In what ways do you intend to improve upon your performance?

Alternative and related questions:

How do you think you can improve upon your performance?
Do you think you need to improve upon your performance?
Can you tell me about your last appraisal?
What areas for improvement were identified at your last appraisal?
What training needs do you have?

The meaning behind the question:

This is an interesting question, specifically because, by implication, it is suggesting that there are indeed ways in which you need to improve.  It’s a question an interviewer might well ask as an immediate follow-up to the question we covered previously in Chapter 3, “Can you tell me about your last appraisal?”  This question is designed to prompt you to admit precisely where there is room for improvement in your performance.  In some ways it can be seen as a version of the Top 10 question, “What are your weaknesses?”

Your answer:

Are they asking in what ways or in what areas?  And does it really make any difference?

You’re kind of damned if you do and damned if you don’t with this question!  It’s rather a Catch-22.  If you say you feel there aren’t any ways in which you need to improve upon your performance then you’ll come across not only as arrogant but as someone who is unlikely to develop further because they don’t even perceive the need for further development.  Conversely, if you do talk about specific ways in which you intend to improve upon your performance then you’re immediately admitting a weakness.

The best solution is to keep your answer to this question pretty general and, without declaring any specific area of weakness, emphasize that you are always looking for ways in which you can improve upon your performance and that you’re always open to training and development opportunities.  Alternatively, you can mention a specific area provided that it is an area which is not critical to your ability to undertake the role for which you are applying.

Example:

I’m always looking for ways in which I can improve upon my performance; I’m always open to training and development opportunities.  Everyone always has room for improvement; you can never be too good at anything.  For example, I find I am now required to give presentations from time to time and, while I’m generally happy with the way I handle these, it’s fair to say that I’ve not had any prior training in this, so I am just about to embark on an evening course to help me to improve upon this aspect of my work.

Word of warning:
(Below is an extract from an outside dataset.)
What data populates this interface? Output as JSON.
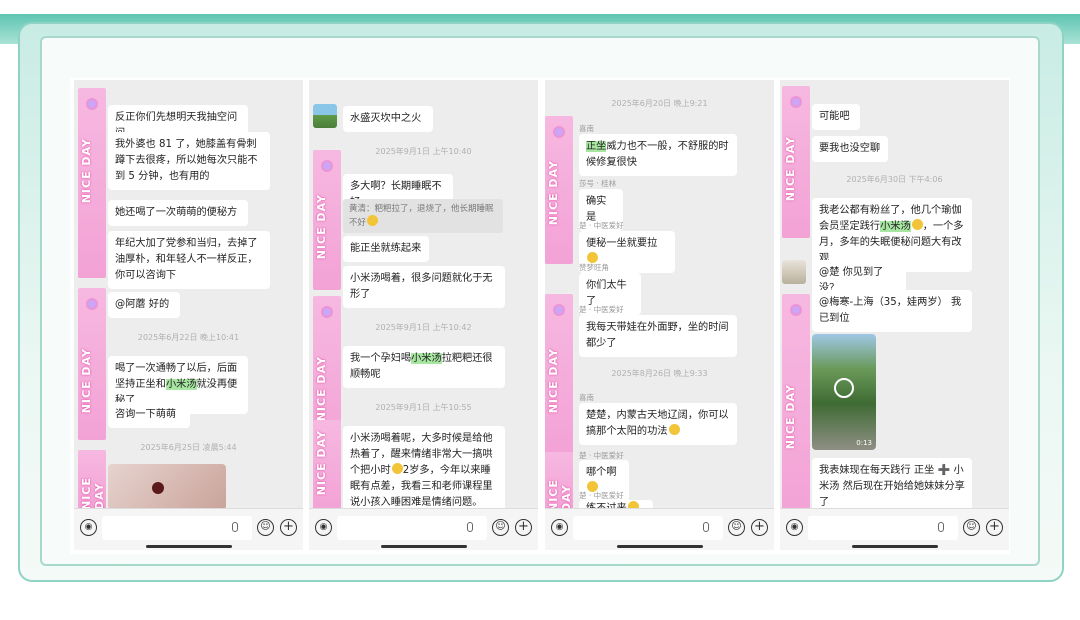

Admit to any specific weaknesses and you could immediately eliminate yourself from the running.  However, if you don’t mention any specific areas for improvement, there’s always the chance that the interviewer may go on to press you to discuss one.  In this case, your answer should be along the lines of my example above.

How has your current job prepared you for greater challenges/responsibility?

Alternative and related questions:

In what ways has your current job prepared you to take on greater challenges/responsibility?
How do your skills and experience match the job description/person specification?
What have you learned in your last job?

The meaning behind the question:

The interviewer is driving at what you have learned and how you have developed in your current (or last) job which could now be of use – to you and to them – in the job for which you are applying, with specific regard to your ability to take on new challenges and responsibilities.

Your answer:

Why are you looking to move on to a new job?  The chances are that greater challenges and greater responsibility are pretty high on your list of reasons.  You need to demonstrate to the interviewer that you’re ready for this – and explain why.

The key to this question is to cite specific examples, examples which are pertinent to the job you’re now applying for.

You should have a very clear idea of the key requirements of this vacancy.  Use those as your guide when picking your examples, aiming for two or three examples which you can turn into strong selling points.

Example:

My current job has prepared me in many ways to take on new and greater challenges and responsibility.  This is one of my main reasons for wishing to move on to a new job – so as to capitalise on what I have learned.  As I became increasingly proficient in my role, I was entrusted with training and coaching newer members of staff, something I much enjoyed and found very rewarding.  I was also asked to participate in increasing numbers of management-level meetings so as to represent matters from the point of view of the ‘shop floor’.  Also, I was called upon to deputise for our manager and oversee operations whenever he was away.  I consequently feel I’ve reached the level where I’m no longer sufficiently challenged by my current role and, keen to learn and develop further, it’s clearly the right time for me to move onwards and upwards into a management role.